Domenico Ghirlandaio (1448–1494) was an Italian Renaissance painter born in Florence. He was four years older than Leonardo da Vinci who in 1476 was arrested and brought to the Florentine court on a charge of sodomy after an anonymous denunciation was lodged at the Palazzo della Signoria, the city’s town hall, on April 9, 1476.
Leonardo was accused with four others but because the report had been made secretly and wasn’t signed, the charges against all the men were dropped. A similar accusation was lodged two months later but again dismissed.
Although the letter condeming Leonardo and the other men was left unsigned, it’s unlikely the author was unknown at the time. Gossip and speculation would surely have followed Leonardo’s arrest and potential suspects and motives considered.

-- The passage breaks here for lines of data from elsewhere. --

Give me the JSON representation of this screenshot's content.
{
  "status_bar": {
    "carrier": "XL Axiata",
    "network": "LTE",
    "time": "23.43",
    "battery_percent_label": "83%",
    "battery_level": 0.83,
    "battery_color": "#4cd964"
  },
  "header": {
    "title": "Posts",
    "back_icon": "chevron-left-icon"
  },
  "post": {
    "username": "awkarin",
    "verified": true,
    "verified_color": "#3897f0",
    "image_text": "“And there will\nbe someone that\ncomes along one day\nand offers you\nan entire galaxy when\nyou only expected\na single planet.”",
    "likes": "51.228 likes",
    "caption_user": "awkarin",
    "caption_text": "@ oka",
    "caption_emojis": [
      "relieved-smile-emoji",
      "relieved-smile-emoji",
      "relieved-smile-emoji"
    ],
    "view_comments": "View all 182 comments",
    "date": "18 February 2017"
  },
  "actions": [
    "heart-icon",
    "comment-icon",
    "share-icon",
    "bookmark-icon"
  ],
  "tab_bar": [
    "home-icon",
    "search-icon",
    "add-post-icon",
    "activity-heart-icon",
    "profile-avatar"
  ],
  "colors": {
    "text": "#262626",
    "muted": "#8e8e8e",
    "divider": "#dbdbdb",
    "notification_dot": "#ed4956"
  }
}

One man who did know whose hand wrote the letter to the authorities was Sandro Botticelli. He identified the person in at least three of his works and may even have been party to the posting. The first was the portrayal of the two fighting Hebrews in the Sistine Chapel fresco depicting the Trials of Moses (1482). Next was the Uffizi version of the Adoration of the Magi completed in 1482 after Botticelli had returned to Florence following his stint at the Vatican. The third reference shows up in The Calumny of Apelles (1494-95) after Ghirlandaio had died of pestitential fever in January 1494 at the early age of 44.
Ghirlandaio is also included in the frame of suspects by Andrea Mantegna in his version of Parnassus (1497-98).
Finally, Leonardo himself points to his ‘outing’ in Andrea del Verrochio’s Baptism of Christ, in which he painted one of the ‘grounded’ angels. This would place the painting’s completion after the charge made against Leonardo was dropped in June 1476.
More details on this in a future post.